Required work → Filter the data for "Output" and copy matching lines.

Dataset excerpts →
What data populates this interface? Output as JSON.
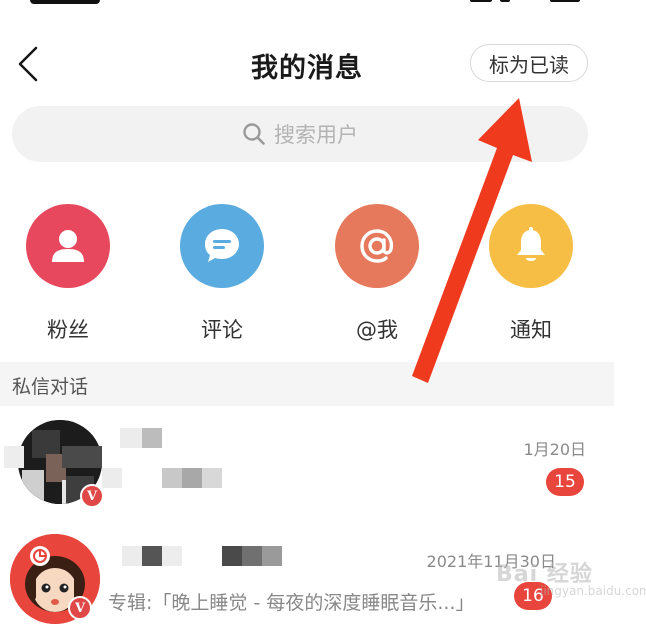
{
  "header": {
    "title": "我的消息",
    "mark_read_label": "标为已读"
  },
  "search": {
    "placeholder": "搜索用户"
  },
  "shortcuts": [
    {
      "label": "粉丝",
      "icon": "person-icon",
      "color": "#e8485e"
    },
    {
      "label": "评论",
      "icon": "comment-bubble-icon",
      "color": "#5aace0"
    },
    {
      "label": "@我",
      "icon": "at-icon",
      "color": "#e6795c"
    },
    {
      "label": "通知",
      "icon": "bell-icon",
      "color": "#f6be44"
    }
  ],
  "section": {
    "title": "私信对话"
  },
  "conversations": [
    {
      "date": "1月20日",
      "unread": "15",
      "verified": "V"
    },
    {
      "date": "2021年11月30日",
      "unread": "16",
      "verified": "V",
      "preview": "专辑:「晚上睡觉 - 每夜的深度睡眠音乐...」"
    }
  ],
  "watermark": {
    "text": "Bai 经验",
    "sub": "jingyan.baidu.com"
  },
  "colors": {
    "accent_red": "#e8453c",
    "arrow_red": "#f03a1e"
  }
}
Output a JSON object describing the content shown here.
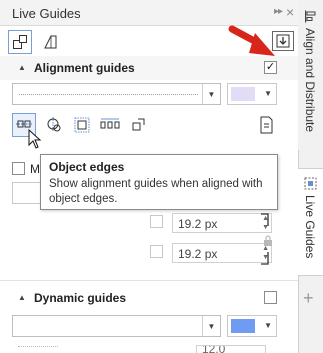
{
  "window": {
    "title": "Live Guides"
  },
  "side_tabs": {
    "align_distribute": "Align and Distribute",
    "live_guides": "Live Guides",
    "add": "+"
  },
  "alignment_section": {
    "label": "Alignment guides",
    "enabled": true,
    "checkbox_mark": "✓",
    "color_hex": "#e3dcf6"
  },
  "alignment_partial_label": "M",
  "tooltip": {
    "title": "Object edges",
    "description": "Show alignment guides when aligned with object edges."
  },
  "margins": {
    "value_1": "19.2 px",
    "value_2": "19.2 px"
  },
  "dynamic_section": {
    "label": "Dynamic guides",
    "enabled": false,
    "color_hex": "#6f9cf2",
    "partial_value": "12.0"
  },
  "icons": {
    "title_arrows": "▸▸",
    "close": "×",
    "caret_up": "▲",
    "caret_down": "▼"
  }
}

Result of the task →
What data populates this interface? Output as JSON.
Output a JSON object describing the content shown here.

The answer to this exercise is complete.